imagesOil pulling is when you take an oil such as sesame, coconut, olive or sunflower and swish it around your mouth for 20 minutes then spit it out. Those who do this have claimed to have fresher breath, whiter teeth, less cavities, and overall revitalized feeling. (Users have also reported curing of hangovers)

Now that we know what it is, what does the science say about oil pulling.

We were only able to find one specific study that many proponents on the web are citing. This study was completed by Asokan S et al (2009), in the Indian Journal of Dental Research. This study looked at 10 individuals who practiced oil pulling with sesame oil over the course of 10 days. At the end of the study those individuals had less plaque and decrease in the number of bacteria present in their mouths.
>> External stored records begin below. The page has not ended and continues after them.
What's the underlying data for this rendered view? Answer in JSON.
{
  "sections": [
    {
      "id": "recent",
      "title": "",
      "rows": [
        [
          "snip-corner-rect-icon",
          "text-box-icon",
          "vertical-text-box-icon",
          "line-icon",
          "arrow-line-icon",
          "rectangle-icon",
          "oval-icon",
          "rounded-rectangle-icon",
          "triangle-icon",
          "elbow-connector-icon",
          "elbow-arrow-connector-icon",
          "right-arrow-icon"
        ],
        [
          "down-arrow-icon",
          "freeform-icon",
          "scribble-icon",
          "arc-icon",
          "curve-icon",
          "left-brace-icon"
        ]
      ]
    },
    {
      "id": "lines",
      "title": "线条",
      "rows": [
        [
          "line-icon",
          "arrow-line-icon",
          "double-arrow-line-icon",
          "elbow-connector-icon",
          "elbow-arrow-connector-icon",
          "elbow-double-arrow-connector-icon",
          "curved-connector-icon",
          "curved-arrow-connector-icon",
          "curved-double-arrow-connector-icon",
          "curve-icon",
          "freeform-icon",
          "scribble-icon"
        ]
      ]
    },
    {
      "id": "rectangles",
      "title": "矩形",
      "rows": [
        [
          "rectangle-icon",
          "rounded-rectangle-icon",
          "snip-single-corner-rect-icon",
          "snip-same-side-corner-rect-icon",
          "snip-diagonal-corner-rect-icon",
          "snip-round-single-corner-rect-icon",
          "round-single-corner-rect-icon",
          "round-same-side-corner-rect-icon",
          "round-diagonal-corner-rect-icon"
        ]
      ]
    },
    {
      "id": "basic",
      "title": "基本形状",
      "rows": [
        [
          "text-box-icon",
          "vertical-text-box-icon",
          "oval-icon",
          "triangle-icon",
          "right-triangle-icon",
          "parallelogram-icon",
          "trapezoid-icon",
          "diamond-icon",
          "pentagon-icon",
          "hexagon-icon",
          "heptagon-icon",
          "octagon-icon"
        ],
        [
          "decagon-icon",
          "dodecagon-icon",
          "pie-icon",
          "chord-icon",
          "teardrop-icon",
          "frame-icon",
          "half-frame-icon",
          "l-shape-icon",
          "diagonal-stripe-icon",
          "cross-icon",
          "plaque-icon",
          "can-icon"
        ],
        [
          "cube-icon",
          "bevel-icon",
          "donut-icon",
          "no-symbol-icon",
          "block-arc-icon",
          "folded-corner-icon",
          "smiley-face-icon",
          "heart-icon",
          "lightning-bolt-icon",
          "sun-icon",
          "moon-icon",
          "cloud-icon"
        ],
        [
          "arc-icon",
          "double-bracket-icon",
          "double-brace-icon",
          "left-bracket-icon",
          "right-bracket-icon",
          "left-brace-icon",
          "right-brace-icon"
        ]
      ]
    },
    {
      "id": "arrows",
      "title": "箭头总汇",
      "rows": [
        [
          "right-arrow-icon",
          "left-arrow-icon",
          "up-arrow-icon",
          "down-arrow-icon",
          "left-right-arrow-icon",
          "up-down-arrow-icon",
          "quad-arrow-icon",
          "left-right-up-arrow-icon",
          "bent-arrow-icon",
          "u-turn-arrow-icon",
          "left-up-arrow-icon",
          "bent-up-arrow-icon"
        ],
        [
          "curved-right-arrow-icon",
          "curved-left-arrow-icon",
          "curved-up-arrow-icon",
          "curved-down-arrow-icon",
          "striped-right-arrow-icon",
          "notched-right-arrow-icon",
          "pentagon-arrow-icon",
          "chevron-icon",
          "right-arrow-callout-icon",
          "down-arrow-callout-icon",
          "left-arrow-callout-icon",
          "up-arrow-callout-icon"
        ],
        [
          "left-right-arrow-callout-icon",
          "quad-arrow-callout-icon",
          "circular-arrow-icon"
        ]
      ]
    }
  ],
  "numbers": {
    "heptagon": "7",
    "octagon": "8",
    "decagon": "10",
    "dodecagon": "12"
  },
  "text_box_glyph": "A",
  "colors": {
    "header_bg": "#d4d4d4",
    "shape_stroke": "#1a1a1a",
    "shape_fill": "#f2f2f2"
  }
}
It is difficult to come to any definitive conclusions as to the efficacy of oil pulling based on a study of 10 individuals. A much larger study group would be needed for more accurate data. With that being said, oil pulling does reduce the amount of oral bacteria and at this time there is no literature reporting that the practice is harmful.

As for the claims of whiter teeth and the cure for hangovers, no evidence supports this. So if you have an extra 20 mintues oil pulling does seem to have some oral benefits. But if you don’t have the extra time we suggest using a well studied and proven mouth rinse such as cholorhexidine (which was the rinse used as the control in the above study) or Listerine which will get you the same if not better results for less than 1 minute a day.

Mouth Body Connection

healthy-vs-unhealthy-gumsThe Mouth Body Connection

Your mouth is connected to the rest of your body! Of course this is common sense but often we think of the health of our mouth and body separately. This type of thinking is changing as more research continues to surface highlighting the association of gum disease to other systemic problems such as heart disease, diabetes, and stroke risk.

Heart Disease

While there are no specific studies indicating a direct cause and effect relationship of gum disease to heart disease, scientists believe that constant inflammation from gum disease is responsible for the increased association of heart disease.


The relationship of gum disease and diabetes is a two way street. People with diabetes are more likely to have gum disease due to a decrease in the body’s ability to fight infection. The science also indicates that gum disease may make regulating blood sugar more difficult in diabetics. For these reasons, it is especially important for diabetics to regulate their blood sugar and maintain excellent oral hygiene.


  • Over 64 million of Americans over age 30 have periodontal disease
  • The most common cause of tooth loss
  • Men have approximately 20% higher rate of periodontal disease compared to women
  • 35 million Americans have NO teeth- mainly due to periodontal disease
  • Healthy Gums DO NOT BLEED!

Take Away

Periodontal disease is far more complicated than what we have discussed here. For instance genetics, smoking, and hormone levels all play varying roles in the disease. While there are multiple early indications, some things to look for are bleeding, swollen gums, and loose teeth. If the disease progression is evaluated early enough we can often provide the necessary treatment to halt the disease process.

Prevention is KEY!

Streitz Family Dental